[Items from an interface collection]
------------------------------------
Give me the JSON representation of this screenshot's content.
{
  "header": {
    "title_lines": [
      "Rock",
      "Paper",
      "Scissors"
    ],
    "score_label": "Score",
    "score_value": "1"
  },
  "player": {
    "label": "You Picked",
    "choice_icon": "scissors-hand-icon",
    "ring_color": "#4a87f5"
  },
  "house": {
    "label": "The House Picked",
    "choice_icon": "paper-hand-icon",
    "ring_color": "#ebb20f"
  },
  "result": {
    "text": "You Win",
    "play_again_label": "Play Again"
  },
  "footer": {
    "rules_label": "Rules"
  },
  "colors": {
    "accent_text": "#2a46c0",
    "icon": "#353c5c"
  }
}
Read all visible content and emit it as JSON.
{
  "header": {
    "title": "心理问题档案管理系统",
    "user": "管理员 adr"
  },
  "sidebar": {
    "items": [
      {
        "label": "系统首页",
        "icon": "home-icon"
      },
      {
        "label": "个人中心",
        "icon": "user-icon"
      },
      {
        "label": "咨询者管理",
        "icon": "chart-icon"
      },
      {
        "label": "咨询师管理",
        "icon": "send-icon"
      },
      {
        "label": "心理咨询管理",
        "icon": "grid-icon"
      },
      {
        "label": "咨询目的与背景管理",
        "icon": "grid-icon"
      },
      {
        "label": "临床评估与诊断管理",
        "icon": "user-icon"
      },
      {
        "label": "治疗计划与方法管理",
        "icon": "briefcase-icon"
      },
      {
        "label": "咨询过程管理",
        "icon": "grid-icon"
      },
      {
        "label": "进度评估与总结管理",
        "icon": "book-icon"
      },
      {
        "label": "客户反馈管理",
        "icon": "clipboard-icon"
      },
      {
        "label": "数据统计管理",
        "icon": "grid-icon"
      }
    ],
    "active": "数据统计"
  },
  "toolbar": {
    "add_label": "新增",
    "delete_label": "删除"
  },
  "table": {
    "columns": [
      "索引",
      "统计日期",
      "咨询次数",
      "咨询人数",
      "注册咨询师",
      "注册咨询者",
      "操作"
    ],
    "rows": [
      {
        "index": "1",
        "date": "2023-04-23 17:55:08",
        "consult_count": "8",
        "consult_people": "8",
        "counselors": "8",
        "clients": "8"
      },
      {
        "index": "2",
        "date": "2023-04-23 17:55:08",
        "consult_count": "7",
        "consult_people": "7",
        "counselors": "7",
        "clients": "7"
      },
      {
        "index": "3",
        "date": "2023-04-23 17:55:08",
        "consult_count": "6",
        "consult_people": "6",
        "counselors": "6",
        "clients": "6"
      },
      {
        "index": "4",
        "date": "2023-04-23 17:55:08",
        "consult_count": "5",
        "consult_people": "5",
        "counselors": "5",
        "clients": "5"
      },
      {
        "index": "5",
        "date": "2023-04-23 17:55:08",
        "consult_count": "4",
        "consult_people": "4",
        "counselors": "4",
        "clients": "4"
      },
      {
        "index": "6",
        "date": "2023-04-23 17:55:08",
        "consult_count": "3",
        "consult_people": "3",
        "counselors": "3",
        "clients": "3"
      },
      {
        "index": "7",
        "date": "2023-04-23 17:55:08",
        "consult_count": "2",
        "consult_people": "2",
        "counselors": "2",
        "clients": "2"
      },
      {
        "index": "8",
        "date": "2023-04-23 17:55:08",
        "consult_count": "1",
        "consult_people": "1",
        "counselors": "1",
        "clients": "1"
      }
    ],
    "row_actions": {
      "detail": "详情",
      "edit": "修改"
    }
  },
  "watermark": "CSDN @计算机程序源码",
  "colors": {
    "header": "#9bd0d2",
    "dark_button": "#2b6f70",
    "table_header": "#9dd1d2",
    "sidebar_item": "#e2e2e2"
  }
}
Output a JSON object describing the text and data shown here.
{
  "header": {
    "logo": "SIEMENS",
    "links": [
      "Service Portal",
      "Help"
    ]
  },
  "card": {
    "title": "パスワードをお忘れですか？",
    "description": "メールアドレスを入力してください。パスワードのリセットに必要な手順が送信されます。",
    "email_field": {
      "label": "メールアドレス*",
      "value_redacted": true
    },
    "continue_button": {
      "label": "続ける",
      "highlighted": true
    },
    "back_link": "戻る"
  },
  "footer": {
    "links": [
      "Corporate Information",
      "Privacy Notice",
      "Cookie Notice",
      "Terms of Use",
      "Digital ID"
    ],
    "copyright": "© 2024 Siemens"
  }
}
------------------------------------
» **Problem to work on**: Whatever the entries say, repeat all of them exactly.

» **Response to this exercise**:
Give me the JSON representation of this screenshot's content.
{
  "header": {
    "title_lines": [
      "Rock",
      "Paper",
      "Scissors"
    ],
    "score_label": "Score",
    "score_value": "1"
  },
  "player": {
    "label": "You Picked",
    "choice_icon": "scissors-hand-icon",
    "ring_color": "#4a87f5"
  },
  "house": {
    "label": "The House Picked",
    "choice_icon": "paper-hand-icon",
    "ring_color": "#ebb20f"
  },
  "result": {
    "text": "You Win",
    "play_again_label": "Play Again"
  },
  "footer": {
    "rules_label": "Rules"
  },
  "colors": {
    "accent_text": "#2a46c0",
    "icon": "#353c5c"
  }
}
Read all visible content and emit it as JSON.
{
  "header": {
    "title": "心理问题档案管理系统",
    "user": "管理员 adr"
  },
  "sidebar": {
    "items": [
      {
        "label": "系统首页",
        "icon": "home-icon"
      },
      {
        "label": "个人中心",
        "icon": "user-icon"
      },
      {
        "label": "咨询者管理",
        "icon": "chart-icon"
      },
      {
        "label": "咨询师管理",
        "icon": "send-icon"
      },
      {
        "label": "心理咨询管理",
        "icon": "grid-icon"
      },
      {
        "label": "咨询目的与背景管理",
        "icon": "grid-icon"
      },
      {
        "label": "临床评估与诊断管理",
        "icon": "user-icon"
      },
      {
        "label": "治疗计划与方法管理",
        "icon": "briefcase-icon"
      },
      {
        "label": "咨询过程管理",
        "icon": "grid-icon"
      },
      {
        "label": "进度评估与总结管理",
        "icon": "book-icon"
      },
      {
        "label": "客户反馈管理",
        "icon": "clipboard-icon"
      },
      {
        "label": "数据统计管理",
        "icon": "grid-icon"
      }
    ],
    "active": "数据统计"
  },
  "toolbar": {
    "add_label": "新增",
    "delete_label": "删除"
  },
  "table": {
    "columns": [
      "索引",
      "统计日期",
      "咨询次数",
      "咨询人数",
      "注册咨询师",
      "注册咨询者",
      "操作"
    ],
    "rows": [
      {
        "index": "1",
        "date": "2023-04-23 17:55:08",
        "consult_count": "8",
        "consult_people": "8",
        "counselors": "8",
        "clients": "8"
      },
      {
        "index": "2",
        "date": "2023-04-23 17:55:08",
        "consult_count": "7",
        "consult_people": "7",
        "counselors": "7",
        "clients": "7"
      },
      {
        "index": "3",
        "date": "2023-04-23 17:55:08",
        "consult_count": "6",
        "consult_people": "6",
        "counselors": "6",
        "clients": "6"
      },
      {
        "index": "4",
        "date": "2023-04-23 17:55:08",
        "consult_count": "5",
        "consult_people": "5",
        "counselors": "5",
        "clients": "5"
      },
      {
        "index": "5",
        "date": "2023-04-23 17:55:08",
        "consult_count": "4",
        "consult_people": "4",
        "counselors": "4",
        "clients": "4"
      },
      {
        "index": "6",
        "date": "2023-04-23 17:55:08",
        "consult_count": "3",
        "consult_people": "3",
        "counselors": "3",
        "clients": "3"
      },
      {
        "index": "7",
        "date": "2023-04-23 17:55:08",
        "consult_count": "2",
        "consult_people": "2",
        "counselors": "2",
        "clients": "2"
      },
      {
        "index": "8",
        "date": "2023-04-23 17:55:08",
        "consult_count": "1",
        "consult_people": "1",
        "counselors": "1",
        "clients": "1"
      }
    ],
    "row_actions": {
      "detail": "详情",
      "edit": "修改"
    }
  },
  "watermark": "CSDN @计算机程序源码",
  "colors": {
    "header": "#9bd0d2",
    "dark_button": "#2b6f70",
    "table_header": "#9dd1d2",
    "sidebar_item": "#e2e2e2"
  }
}
Output a JSON object describing the text and data shown here.
{
  "header": {
    "logo": "SIEMENS",
    "links": [
      "Service Portal",
      "Help"
    ]
  },
  "card": {
    "title": "パスワードをお忘れですか？",
    "description": "メールアドレスを入力してください。パスワードのリセットに必要な手順が送信されます。",
    "email_field": {
      "label": "メールアドレス*",
      "value_redacted": true
    },
    "continue_button": {
      "label": "続ける",
      "highlighted": true
    },
    "back_link": "戻る"
  },
  "footer": {
    "links": [
      "Corporate Information",
      "Privacy Notice",
      "Cookie Notice",
      "Terms of Use",
      "Digital ID"
    ],
    "copyright": "© 2024 Siemens"
  }
}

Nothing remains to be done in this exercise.